People walk along the beach in front of a home owned by Mitt Romney, and his wife Ann on Friday, Oct. 11, 2013, in La Jolla, Calif.
People walk along the beach in front of a home owned by Mitt Romney, and his wife Ann on Friday, Oct. 11, 2013, in La Jolla, Calif. Romney has sold the oceanfront mansion — of car elevator fame — for a whopping $23.5 million.
Gregory Bull, Associated Press

Utah Sen. Mitt Romney has sold his oceanfront mansion — of car elevator fame — in La Jolla, California, for a whopping $23.5 million.

The La Jolla Light reported that Romney, a one-time Republican presidential nominee, completed the sale June 30, according to the San Diego County recorder’s office.

Romney and his wife, Ann, bought the property, including a 3,000-square-foot home in 2008 for $12 million. They tore down the house to build an 8,150-square-foot mansion with five bedrooms, six bathrooms and 65 feet of ocean frontage. Romney’s campaign in 2012 said the car elevator was necessary to create a four-car garage to accommodate his many children and grandchildren.

In the 2012 presidential election, the car elevator came under attack by the Barack Obama campaign and its surrogates looking to paint Romney as a megamillionaire out of touch with the concerns of ordinary Americans.

Former Michigan Gov. Jennifer Granholm sharply criticized Romney at the time over his opposition to the auto industry bailout and his personal wealth, saying that in his world “the cars get the elevator, the workers get the shaft.”

The sale price of Romney’s house made it the fifth-most expensive home sale in San Diego County and the third-most expensive for La Jolla, according to the La Jolla Light. Romney revealed the sale in late June during a virtual discussion on infrastructure sponsored by the Salt Lake Chamber.

The Romneys sold the house to William and Marisa Rastetter. Rastetter, a scientist, entrepreneur and venture capitalist, is the chairman of Neurocrine Biosciences.

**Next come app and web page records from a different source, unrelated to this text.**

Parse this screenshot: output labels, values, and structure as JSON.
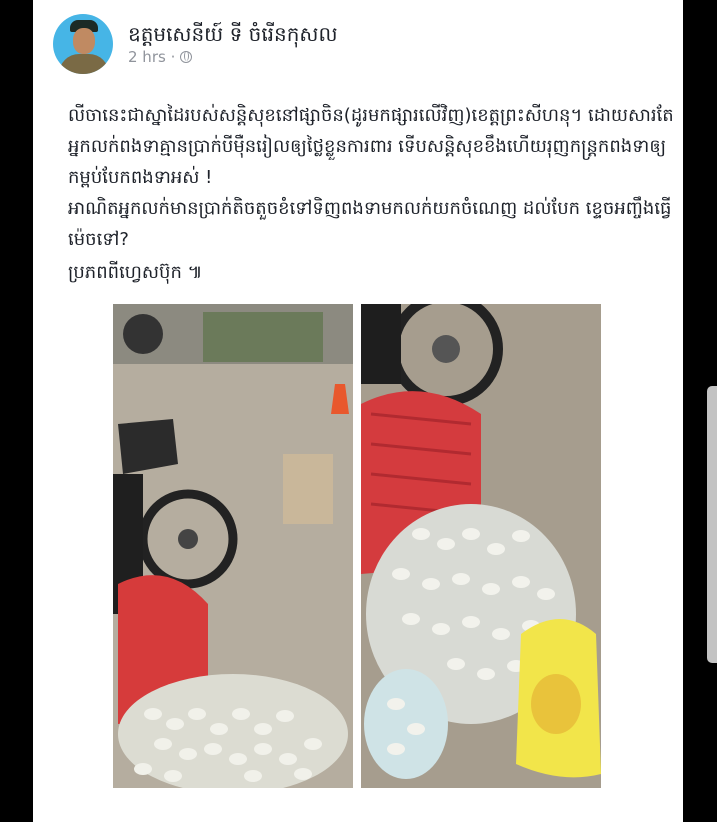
{
  "post": {
    "author": "ឧត្តមសេនីយ៍ ទី ចំរើនកុសល",
    "time": "2 hrs ·",
    "paragraphs": [
      "លីចានេះជាស្នាដៃរបស់សន្តិសុខនៅផ្សាចិន(ដូរមកផ្សារលើវិញ)ខេត្តព្រះសីហនុ។ ដោយសារតែអ្នកលក់ពងទាគ្មានប្រាក់បីម៉ឺនរៀលឲ្យថ្លៃខ្លួនការពារ ទើបសន្តិសុខខឹងហើយរុញកន្ត្រកពងទាឲ្យកម្ពប់បែកពងទាអស់ !",
      "អាណិតអ្នកលក់មានប្រាក់តិចតួចខំទៅទិញពងទាមកលក់យកចំណេញ ដល់បែក ខ្ទេចអញ្ចឹងធ្វើម៉េចទៅ?"
    ],
    "source": "ប្រភពពីហ្វេសប៊ុក ៕"
  },
  "icons": {
    "privacy": "globe-icon"
  },
  "photos": [
    {
      "alt": "broken duck eggs spilled from basket near motorbike"
    },
    {
      "alt": "close-up of spilled duck eggs and red basket"
    }
  ]
}
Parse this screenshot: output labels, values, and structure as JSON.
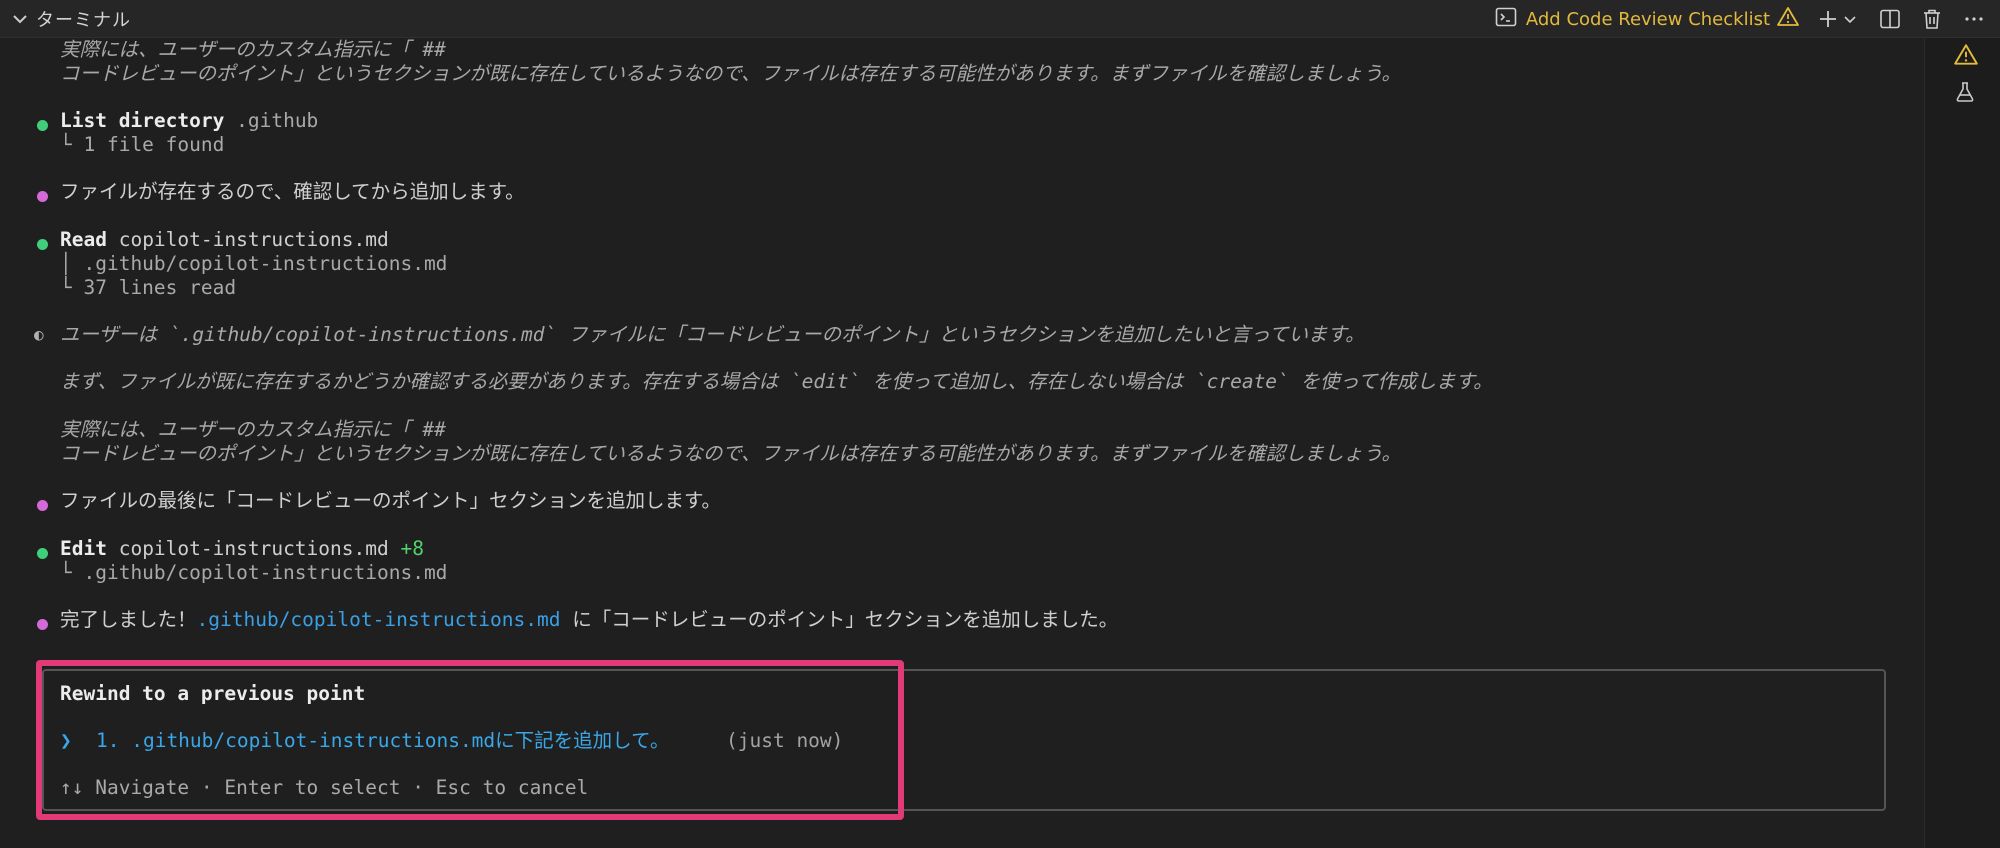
{
  "header": {
    "panel_title": "ターミナル",
    "task_label": "Add Code Review Checklist",
    "icons": [
      "chevron-down-icon",
      "terminal-icon",
      "warning-icon",
      "plus-icon",
      "dropdown-icon",
      "split-icon",
      "trash-icon",
      "more-icon"
    ],
    "accent": "#e2b93d"
  },
  "gutter": {
    "icons": [
      "warning-icon",
      "flask-icon"
    ]
  },
  "terminal": {
    "l1": "実際には、ユーザーのカスタム指示に「 ##",
    "l2": "コードレビューのポイント」というセクションが既に存在しているようなので、ファイルは存在する可能性があります。まずファイルを確認しましょう。",
    "list_tool": "List directory",
    "list_arg": " .github",
    "list_result": "└ 1 file found",
    "msg1": "ファイルが存在するので、確認してから追加します。",
    "read_tool": "Read",
    "read_arg": " copilot-instructions.md",
    "read_path": "│ .github/copilot-instructions.md",
    "read_result": "└ 37 lines read",
    "think1": "ユーザーは `.github/copilot-instructions.md` ファイルに「コードレビューのポイント」というセクションを追加したいと言っています。",
    "think2": "まず、ファイルが既に存在するかどうか確認する必要があります。存在する場合は `edit` を使って追加し、存在しない場合は `create` を使って作成します。",
    "think3": "実際には、ユーザーのカスタム指示に「 ##",
    "think4": "コードレビューのポイント」というセクションが既に存在しているようなので、ファイルは存在する可能性があります。まずファイルを確認しましょう。",
    "msg2": "ファイルの最後に「コードレビューのポイント」セクションを追加します。",
    "edit_tool": "Edit",
    "edit_arg": " copilot-instructions.md ",
    "edit_plus": "+8",
    "edit_result": "└ .github/copilot-instructions.md",
    "done_prefix": "完了しました！",
    "done_link": ".github/copilot-instructions.md",
    "done_suffix": " に「コードレビューのポイント」セクションを追加しました。"
  },
  "rewind": {
    "title": "Rewind to a previous point",
    "caret": "❯",
    "option": "1. .github/copilot-instructions.mdに下記を追加して。",
    "time": "(just now)",
    "help": "↑↓ Navigate · Enter to select · Esc to cancel",
    "highlight_color": "#e13a77"
  },
  "colors": {
    "success_dot": "#3fcf7a",
    "message_dot": "#d46ad8",
    "link": "#3aa0e6"
  }
}
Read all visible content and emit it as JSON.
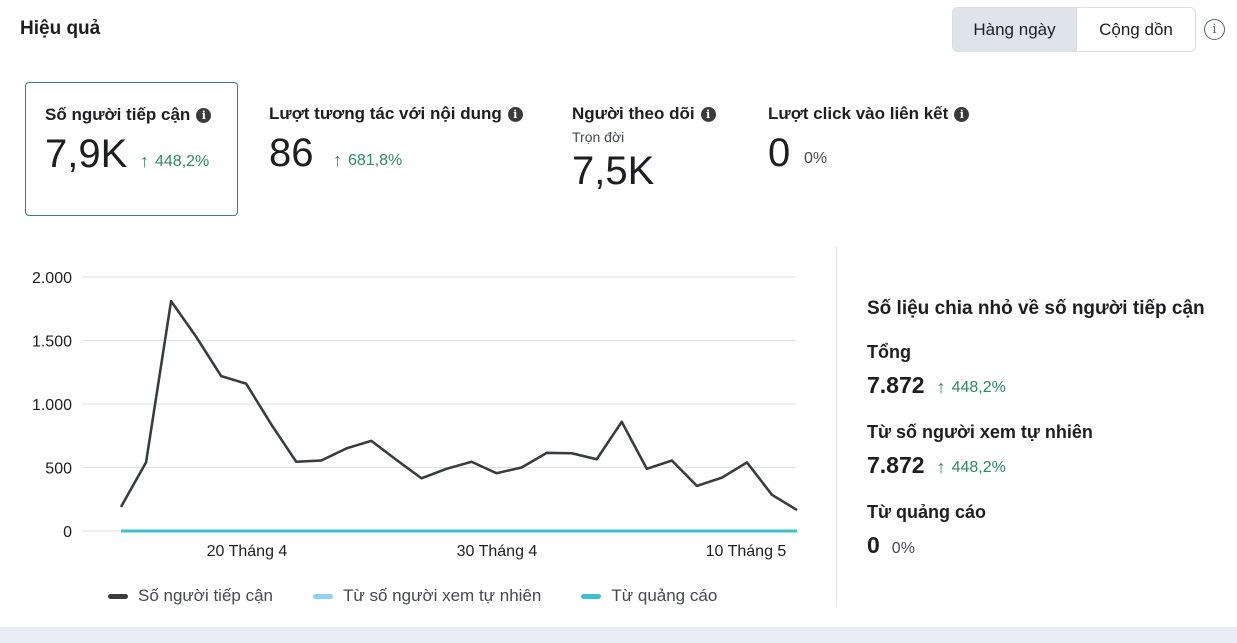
{
  "header": {
    "title": "Hiệu quả",
    "toggle": [
      "Hàng ngày",
      "Cộng dồn"
    ],
    "info_icon": "info-icon"
  },
  "metrics": [
    {
      "label": "Số người tiếp cận",
      "value": "7,9K",
      "change": "448,2%",
      "trend": "up"
    },
    {
      "label": "Lượt tương tác với nội dung",
      "value": "86",
      "change": "681,8%",
      "trend": "up"
    },
    {
      "label": "Người theo dõi",
      "sub": "Trọn đời",
      "value": "7,5K"
    },
    {
      "label": "Lượt click vào liên kết",
      "value": "0",
      "change": "0%",
      "trend": "none"
    }
  ],
  "chart_data": {
    "type": "line",
    "x_ticks": [
      "20 Tháng 4",
      "30 Tháng 4",
      "10 Tháng 5"
    ],
    "y_ticks": [
      "2.000",
      "1.500",
      "1.000",
      "500",
      "0"
    ],
    "ylim": [
      0,
      2000
    ],
    "grid": true,
    "legend_position": "bottom",
    "series": [
      {
        "name": "Số người tiếp cận",
        "color": "#3a3b3c",
        "values": [
          190,
          540,
          1810,
          1530,
          1220,
          1160,
          840,
          545,
          555,
          650,
          710,
          560,
          415,
          490,
          545,
          455,
          500,
          615,
          612,
          565,
          860,
          490,
          555,
          355,
          420,
          540,
          285,
          165
        ]
      },
      {
        "name": "Từ số người xem tự nhiên",
        "color": "#8fd0f5",
        "values": [
          190,
          540,
          1810,
          1530,
          1220,
          1160,
          840,
          545,
          555,
          650,
          710,
          560,
          415,
          490,
          545,
          455,
          500,
          615,
          612,
          565,
          860,
          490,
          555,
          355,
          420,
          540,
          285,
          165
        ]
      },
      {
        "name": "Từ quảng cáo",
        "color": "#3fc1cc",
        "values": [
          0,
          0,
          0,
          0,
          0,
          0,
          0,
          0,
          0,
          0,
          0,
          0,
          0,
          0,
          0,
          0,
          0,
          0,
          0,
          0,
          0,
          0,
          0,
          0,
          0,
          0,
          0,
          0
        ]
      }
    ]
  },
  "breakdown": {
    "title": "Số liệu chia nhỏ về số người tiếp cận",
    "rows": [
      {
        "label": "Tổng",
        "value": "7.872",
        "change": "448,2%",
        "trend": "up"
      },
      {
        "label": "Từ số người xem tự nhiên",
        "value": "7.872",
        "change": "448,2%",
        "trend": "up"
      },
      {
        "label": "Từ quảng cáo",
        "value": "0",
        "change": "0%",
        "trend": "none"
      }
    ]
  }
}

Romney considered selling the house near the end of its reconstruction. Several neighbors and conservationists opposed the project, saying the design was out of place for La Jolla.